Top of Source material

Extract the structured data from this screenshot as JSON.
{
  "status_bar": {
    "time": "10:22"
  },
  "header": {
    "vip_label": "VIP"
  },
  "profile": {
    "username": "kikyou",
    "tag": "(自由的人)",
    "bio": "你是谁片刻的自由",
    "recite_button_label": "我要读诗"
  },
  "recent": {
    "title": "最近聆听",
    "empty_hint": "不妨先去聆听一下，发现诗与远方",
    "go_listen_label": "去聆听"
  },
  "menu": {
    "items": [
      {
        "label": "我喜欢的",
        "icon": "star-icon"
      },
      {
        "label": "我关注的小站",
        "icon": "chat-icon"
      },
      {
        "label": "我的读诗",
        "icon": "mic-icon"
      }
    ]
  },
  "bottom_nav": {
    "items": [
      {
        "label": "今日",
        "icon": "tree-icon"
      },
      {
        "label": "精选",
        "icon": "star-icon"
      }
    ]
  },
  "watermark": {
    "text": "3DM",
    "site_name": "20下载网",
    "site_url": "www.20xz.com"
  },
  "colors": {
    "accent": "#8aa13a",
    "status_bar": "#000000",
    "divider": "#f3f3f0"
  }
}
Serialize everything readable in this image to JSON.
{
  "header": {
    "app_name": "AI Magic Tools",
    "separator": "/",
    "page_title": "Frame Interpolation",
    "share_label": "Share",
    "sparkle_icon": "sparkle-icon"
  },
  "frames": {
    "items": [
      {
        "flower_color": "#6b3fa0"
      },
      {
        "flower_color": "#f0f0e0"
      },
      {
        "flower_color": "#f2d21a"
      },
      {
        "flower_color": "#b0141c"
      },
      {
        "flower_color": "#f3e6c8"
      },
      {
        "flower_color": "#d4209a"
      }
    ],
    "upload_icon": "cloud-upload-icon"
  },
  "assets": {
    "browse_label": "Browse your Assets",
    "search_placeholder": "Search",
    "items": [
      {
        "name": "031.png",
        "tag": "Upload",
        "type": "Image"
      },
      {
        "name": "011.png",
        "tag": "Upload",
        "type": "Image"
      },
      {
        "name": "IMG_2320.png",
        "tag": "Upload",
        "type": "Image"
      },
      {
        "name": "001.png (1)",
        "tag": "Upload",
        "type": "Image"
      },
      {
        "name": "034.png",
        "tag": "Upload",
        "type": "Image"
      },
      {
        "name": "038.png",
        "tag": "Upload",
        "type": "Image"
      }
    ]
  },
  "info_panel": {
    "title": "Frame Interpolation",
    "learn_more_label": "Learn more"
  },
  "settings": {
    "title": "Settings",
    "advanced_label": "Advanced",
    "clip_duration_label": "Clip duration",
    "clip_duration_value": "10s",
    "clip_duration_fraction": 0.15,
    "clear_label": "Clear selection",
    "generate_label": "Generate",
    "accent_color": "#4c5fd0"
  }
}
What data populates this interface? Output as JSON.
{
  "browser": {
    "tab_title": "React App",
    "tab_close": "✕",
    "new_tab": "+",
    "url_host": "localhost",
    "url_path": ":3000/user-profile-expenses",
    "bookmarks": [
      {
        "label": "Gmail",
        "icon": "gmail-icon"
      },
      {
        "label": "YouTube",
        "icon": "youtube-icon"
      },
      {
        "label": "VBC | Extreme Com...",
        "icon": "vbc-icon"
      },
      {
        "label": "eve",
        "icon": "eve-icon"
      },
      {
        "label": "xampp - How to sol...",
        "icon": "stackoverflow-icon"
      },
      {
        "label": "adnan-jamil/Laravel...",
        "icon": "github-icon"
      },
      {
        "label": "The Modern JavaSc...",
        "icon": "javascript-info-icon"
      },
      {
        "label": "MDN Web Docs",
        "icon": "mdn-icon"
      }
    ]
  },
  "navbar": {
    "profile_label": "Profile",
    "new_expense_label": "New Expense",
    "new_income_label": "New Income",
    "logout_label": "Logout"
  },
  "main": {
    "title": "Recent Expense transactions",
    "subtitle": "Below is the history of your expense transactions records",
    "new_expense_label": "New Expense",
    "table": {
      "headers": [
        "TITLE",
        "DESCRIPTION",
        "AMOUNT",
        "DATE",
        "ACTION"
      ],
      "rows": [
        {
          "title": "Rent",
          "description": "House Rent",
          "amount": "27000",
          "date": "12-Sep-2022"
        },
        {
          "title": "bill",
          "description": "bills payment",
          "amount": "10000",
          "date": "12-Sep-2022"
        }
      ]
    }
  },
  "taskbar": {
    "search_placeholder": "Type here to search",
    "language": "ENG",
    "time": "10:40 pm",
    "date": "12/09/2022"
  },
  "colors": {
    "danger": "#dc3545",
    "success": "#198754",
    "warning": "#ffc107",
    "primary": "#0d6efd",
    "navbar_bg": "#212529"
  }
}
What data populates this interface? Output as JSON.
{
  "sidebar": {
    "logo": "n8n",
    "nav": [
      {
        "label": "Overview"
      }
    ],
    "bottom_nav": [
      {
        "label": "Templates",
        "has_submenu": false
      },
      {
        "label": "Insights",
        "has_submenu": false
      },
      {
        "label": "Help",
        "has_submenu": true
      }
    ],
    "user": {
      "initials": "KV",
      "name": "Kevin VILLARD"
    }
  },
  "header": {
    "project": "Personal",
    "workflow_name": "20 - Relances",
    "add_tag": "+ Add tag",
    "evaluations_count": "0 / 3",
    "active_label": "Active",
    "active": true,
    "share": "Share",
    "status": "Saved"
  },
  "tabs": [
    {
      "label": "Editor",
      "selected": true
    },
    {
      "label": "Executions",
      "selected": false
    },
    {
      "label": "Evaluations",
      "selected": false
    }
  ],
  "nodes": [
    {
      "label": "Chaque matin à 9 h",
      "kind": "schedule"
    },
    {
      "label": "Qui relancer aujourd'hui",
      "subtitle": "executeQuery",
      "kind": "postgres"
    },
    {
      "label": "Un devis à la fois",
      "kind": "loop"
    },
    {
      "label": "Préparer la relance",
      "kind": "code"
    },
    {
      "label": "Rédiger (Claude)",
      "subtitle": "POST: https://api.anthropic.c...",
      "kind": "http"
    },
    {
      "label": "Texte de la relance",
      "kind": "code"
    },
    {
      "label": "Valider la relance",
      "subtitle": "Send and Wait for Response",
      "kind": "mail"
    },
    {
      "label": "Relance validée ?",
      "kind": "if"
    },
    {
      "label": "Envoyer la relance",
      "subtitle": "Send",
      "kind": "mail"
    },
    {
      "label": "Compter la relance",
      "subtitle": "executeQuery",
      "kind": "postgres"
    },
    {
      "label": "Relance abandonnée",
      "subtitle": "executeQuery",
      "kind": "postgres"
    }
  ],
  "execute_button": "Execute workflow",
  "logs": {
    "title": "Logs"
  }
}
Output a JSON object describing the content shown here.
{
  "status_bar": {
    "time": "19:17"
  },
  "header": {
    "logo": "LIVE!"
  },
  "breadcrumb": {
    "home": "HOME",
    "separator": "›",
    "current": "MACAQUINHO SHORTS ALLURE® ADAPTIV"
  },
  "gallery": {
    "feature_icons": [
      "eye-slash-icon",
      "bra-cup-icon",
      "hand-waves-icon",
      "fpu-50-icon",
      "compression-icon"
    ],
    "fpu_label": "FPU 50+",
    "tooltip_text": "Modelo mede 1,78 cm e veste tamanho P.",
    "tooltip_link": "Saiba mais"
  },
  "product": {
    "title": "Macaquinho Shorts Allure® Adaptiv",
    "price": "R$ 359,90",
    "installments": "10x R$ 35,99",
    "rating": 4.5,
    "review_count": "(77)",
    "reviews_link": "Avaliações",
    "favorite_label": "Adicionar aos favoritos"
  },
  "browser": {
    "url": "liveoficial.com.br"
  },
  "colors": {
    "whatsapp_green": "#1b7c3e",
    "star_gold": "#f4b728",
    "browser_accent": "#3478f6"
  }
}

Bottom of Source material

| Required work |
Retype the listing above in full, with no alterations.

| Reply to the task |
Extract the structured data from this screenshot as JSON.
{
  "status_bar": {
    "time": "10:22"
  },
  "header": {
    "vip_label": "VIP"
  },
  "profile": {
    "username": "kikyou",
    "tag": "(自由的人)",
    "bio": "你是谁片刻的自由",
    "recite_button_label": "我要读诗"
  },
  "recent": {
    "title": "最近聆听",
    "empty_hint": "不妨先去聆听一下，发现诗与远方",
    "go_listen_label": "去聆听"
  },
  "menu": {
    "items": [
      {
        "label": "我喜欢的",
        "icon": "star-icon"
      },
      {
        "label": "我关注的小站",
        "icon": "chat-icon"
      },
      {
        "label": "我的读诗",
        "icon": "mic-icon"
      }
    ]
  },
  "bottom_nav": {
    "items": [
      {
        "label": "今日",
        "icon": "tree-icon"
      },
      {
        "label": "精选",
        "icon": "star-icon"
      }
    ]
  },
  "watermark": {
    "text": "3DM",
    "site_name": "20下载网",
    "site_url": "www.20xz.com"
  },
  "colors": {
    "accent": "#8aa13a",
    "status_bar": "#000000",
    "divider": "#f3f3f0"
  }
}
Serialize everything readable in this image to JSON.
{
  "header": {
    "app_name": "AI Magic Tools",
    "separator": "/",
    "page_title": "Frame Interpolation",
    "share_label": "Share",
    "sparkle_icon": "sparkle-icon"
  },
  "frames": {
    "items": [
      {
        "flower_color": "#6b3fa0"
      },
      {
        "flower_color": "#f0f0e0"
      },
      {
        "flower_color": "#f2d21a"
      },
      {
        "flower_color": "#b0141c"
      },
      {
        "flower_color": "#f3e6c8"
      },
      {
        "flower_color": "#d4209a"
      }
    ],
    "upload_icon": "cloud-upload-icon"
  },
  "assets": {
    "browse_label": "Browse your Assets",
    "search_placeholder": "Search",
    "items": [
      {
        "name": "031.png",
        "tag": "Upload",
        "type": "Image"
      },
      {
        "name": "011.png",
        "tag": "Upload",
        "type": "Image"
      },
      {
        "name": "IMG_2320.png",
        "tag": "Upload",
        "type": "Image"
      },
      {
        "name": "001.png (1)",
        "tag": "Upload",
        "type": "Image"
      },
      {
        "name": "034.png",
        "tag": "Upload",
        "type": "Image"
      },
      {
        "name": "038.png",
        "tag": "Upload",
        "type": "Image"
      }
    ]
  },
  "info_panel": {
    "title": "Frame Interpolation",
    "learn_more_label": "Learn more"
  },
  "settings": {
    "title": "Settings",
    "advanced_label": "Advanced",
    "clip_duration_label": "Clip duration",
    "clip_duration_value": "10s",
    "clip_duration_fraction": 0.15,
    "clear_label": "Clear selection",
    "generate_label": "Generate",
    "accent_color": "#4c5fd0"
  }
}
What data populates this interface? Output as JSON.
{
  "browser": {
    "tab_title": "React App",
    "tab_close": "✕",
    "new_tab": "+",
    "url_host": "localhost",
    "url_path": ":3000/user-profile-expenses",
    "bookmarks": [
      {
        "label": "Gmail",
        "icon": "gmail-icon"
      },
      {
        "label": "YouTube",
        "icon": "youtube-icon"
      },
      {
        "label": "VBC | Extreme Com...",
        "icon": "vbc-icon"
      },
      {
        "label": "eve",
        "icon": "eve-icon"
      },
      {
        "label": "xampp - How to sol...",
        "icon": "stackoverflow-icon"
      },
      {
        "label": "adnan-jamil/Laravel...",
        "icon": "github-icon"
      },
      {
        "label": "The Modern JavaSc...",
        "icon": "javascript-info-icon"
      },
      {
        "label": "MDN Web Docs",
        "icon": "mdn-icon"
      }
    ]
  },
  "navbar": {
    "profile_label": "Profile",
    "new_expense_label": "New Expense",
    "new_income_label": "New Income",
    "logout_label": "Logout"
  },
  "main": {
    "title": "Recent Expense transactions",
    "subtitle": "Below is the history of your expense transactions records",
    "new_expense_label": "New Expense",
    "table": {
      "headers": [
        "TITLE",
        "DESCRIPTION",
        "AMOUNT",
        "DATE",
        "ACTION"
      ],
      "rows": [
        {
          "title": "Rent",
          "description": "House Rent",
          "amount": "27000",
          "date": "12-Sep-2022"
        },
        {
          "title": "bill",
          "description": "bills payment",
          "amount": "10000",
          "date": "12-Sep-2022"
        }
      ]
    }
  },
  "taskbar": {
    "search_placeholder": "Type here to search",
    "language": "ENG",
    "time": "10:40 pm",
    "date": "12/09/2022"
  },
  "colors": {
    "danger": "#dc3545",
    "success": "#198754",
    "warning": "#ffc107",
    "primary": "#0d6efd",
    "navbar_bg": "#212529"
  }
}
What data populates this interface? Output as JSON.
{
  "sidebar": {
    "logo": "n8n",
    "nav": [
      {
        "label": "Overview"
      }
    ],
    "bottom_nav": [
      {
        "label": "Templates",
        "has_submenu": false
      },
      {
        "label": "Insights",
        "has_submenu": false
      },
      {
        "label": "Help",
        "has_submenu": true
      }
    ],
    "user": {
      "initials": "KV",
      "name": "Kevin VILLARD"
    }
  },
  "header": {
    "project": "Personal",
    "workflow_name": "20 - Relances",
    "add_tag": "+ Add tag",
    "evaluations_count": "0 / 3",
    "active_label": "Active",
    "active": true,
    "share": "Share",
    "status": "Saved"
  },
  "tabs": [
    {
      "label": "Editor",
      "selected": true
    },
    {
      "label": "Executions",
      "selected": false
    },
    {
      "label": "Evaluations",
      "selected": false
    }
  ],
  "nodes": [
    {
      "label": "Chaque matin à 9 h",
      "kind": "schedule"
    },
    {
      "label": "Qui relancer aujourd'hui",
      "subtitle": "executeQuery",
      "kind": "postgres"
    },
    {
      "label": "Un devis à la fois",
      "kind": "loop"
    },
    {
      "label": "Préparer la relance",
      "kind": "code"
    },
    {
      "label": "Rédiger (Claude)",
      "subtitle": "POST: https://api.anthropic.c...",
      "kind": "http"
    },
    {
      "label": "Texte de la relance",
      "kind": "code"
    },
    {
      "label": "Valider la relance",
      "subtitle": "Send and Wait for Response",
      "kind": "mail"
    },
    {
      "label": "Relance validée ?",
      "kind": "if"
    },
    {
      "label": "Envoyer la relance",
      "subtitle": "Send",
      "kind": "mail"
    },
    {
      "label": "Compter la relance",
      "subtitle": "executeQuery",
      "kind": "postgres"
    },
    {
      "label": "Relance abandonnée",
      "subtitle": "executeQuery",
      "kind": "postgres"
    }
  ],
  "execute_button": "Execute workflow",
  "logs": {
    "title": "Logs"
  }
}
Output a JSON object describing the content shown here.
{
  "status_bar": {
    "time": "19:17"
  },
  "header": {
    "logo": "LIVE!"
  },
  "breadcrumb": {
    "home": "HOME",
    "separator": "›",
    "current": "MACAQUINHO SHORTS ALLURE® ADAPTIV"
  },
  "gallery": {
    "feature_icons": [
      "eye-slash-icon",
      "bra-cup-icon",
      "hand-waves-icon",
      "fpu-50-icon",
      "compression-icon"
    ],
    "fpu_label": "FPU 50+",
    "tooltip_text": "Modelo mede 1,78 cm e veste tamanho P.",
    "tooltip_link": "Saiba mais"
  },
  "product": {
    "title": "Macaquinho Shorts Allure® Adaptiv",
    "price": "R$ 359,90",
    "installments": "10x R$ 35,99",
    "rating": 4.5,
    "review_count": "(77)",
    "reviews_link": "Avaliações",
    "favorite_label": "Adicionar aos favoritos"
  },
  "browser": {
    "url": "liveoficial.com.br"
  },
  "colors": {
    "whatsapp_green": "#1b7c3e",
    "star_gold": "#f4b728",
    "browser_accent": "#3478f6"
  }
}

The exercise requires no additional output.